[Opening GIVEN DATA section]

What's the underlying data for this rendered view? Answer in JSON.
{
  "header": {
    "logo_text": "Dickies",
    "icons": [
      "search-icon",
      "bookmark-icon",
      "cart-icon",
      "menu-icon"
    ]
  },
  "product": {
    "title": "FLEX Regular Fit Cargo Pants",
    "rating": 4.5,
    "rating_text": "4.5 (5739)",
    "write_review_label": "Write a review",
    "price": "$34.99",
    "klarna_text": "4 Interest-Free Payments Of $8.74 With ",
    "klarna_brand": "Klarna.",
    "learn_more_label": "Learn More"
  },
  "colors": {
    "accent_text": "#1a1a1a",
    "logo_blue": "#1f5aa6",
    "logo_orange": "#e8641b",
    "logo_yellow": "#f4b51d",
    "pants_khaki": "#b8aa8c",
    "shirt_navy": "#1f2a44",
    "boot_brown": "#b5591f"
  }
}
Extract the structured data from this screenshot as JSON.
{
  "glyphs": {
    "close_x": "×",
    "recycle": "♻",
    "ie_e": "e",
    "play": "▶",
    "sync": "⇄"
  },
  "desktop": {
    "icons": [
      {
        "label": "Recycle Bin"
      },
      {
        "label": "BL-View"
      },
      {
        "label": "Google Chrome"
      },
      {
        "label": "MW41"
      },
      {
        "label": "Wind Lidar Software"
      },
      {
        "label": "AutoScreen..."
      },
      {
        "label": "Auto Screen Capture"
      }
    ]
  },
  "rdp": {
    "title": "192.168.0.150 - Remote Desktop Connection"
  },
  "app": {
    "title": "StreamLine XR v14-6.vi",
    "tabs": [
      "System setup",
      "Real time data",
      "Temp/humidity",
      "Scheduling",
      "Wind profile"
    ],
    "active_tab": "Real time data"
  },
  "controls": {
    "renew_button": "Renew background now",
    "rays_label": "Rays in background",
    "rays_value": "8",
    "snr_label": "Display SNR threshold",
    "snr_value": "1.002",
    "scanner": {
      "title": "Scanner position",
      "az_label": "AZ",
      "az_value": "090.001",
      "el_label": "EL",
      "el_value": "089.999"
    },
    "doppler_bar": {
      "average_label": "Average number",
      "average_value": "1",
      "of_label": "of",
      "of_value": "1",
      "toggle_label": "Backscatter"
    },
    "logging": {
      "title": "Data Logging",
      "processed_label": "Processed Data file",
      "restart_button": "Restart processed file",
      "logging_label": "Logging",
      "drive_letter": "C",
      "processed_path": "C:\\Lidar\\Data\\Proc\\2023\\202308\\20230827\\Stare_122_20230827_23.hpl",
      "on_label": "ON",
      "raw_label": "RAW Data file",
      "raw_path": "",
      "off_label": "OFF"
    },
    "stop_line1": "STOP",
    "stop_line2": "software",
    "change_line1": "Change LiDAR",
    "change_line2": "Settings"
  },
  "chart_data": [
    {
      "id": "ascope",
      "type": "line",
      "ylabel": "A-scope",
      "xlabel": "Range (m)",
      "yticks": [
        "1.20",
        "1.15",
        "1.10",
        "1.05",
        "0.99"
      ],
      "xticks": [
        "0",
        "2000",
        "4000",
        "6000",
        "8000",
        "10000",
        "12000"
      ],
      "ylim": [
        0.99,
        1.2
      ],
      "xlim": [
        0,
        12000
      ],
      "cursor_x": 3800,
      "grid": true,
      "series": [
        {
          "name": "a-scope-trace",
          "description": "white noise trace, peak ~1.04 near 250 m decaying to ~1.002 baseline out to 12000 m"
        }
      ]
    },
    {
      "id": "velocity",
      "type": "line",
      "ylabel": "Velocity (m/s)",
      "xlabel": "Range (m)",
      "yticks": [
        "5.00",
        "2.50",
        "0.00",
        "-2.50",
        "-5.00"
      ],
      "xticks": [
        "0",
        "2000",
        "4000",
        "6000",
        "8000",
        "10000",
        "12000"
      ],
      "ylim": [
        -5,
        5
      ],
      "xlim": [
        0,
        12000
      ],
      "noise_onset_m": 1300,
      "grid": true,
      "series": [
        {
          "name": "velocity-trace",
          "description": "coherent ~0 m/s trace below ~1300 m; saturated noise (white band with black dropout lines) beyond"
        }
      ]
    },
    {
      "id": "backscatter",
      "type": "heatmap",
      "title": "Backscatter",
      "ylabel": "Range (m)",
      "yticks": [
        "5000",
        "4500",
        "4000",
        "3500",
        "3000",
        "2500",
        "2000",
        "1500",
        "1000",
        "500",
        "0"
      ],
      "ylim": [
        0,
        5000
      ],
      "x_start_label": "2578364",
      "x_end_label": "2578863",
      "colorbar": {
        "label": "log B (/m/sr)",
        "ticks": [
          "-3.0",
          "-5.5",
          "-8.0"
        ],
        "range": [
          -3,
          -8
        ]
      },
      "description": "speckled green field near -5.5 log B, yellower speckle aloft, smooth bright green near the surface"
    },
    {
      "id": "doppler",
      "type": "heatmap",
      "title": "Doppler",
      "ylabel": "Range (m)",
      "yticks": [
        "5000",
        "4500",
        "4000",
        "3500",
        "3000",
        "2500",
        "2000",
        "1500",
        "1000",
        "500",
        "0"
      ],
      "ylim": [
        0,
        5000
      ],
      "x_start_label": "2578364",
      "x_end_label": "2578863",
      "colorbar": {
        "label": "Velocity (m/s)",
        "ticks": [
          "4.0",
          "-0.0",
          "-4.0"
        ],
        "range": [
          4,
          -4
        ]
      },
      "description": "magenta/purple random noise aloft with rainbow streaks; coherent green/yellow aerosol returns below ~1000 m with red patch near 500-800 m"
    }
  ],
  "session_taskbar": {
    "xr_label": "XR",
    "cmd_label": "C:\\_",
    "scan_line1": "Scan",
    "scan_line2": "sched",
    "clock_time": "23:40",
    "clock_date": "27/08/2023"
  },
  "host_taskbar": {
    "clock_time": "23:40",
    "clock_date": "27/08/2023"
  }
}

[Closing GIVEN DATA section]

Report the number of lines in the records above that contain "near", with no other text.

[YOUR SOLUTION]: 3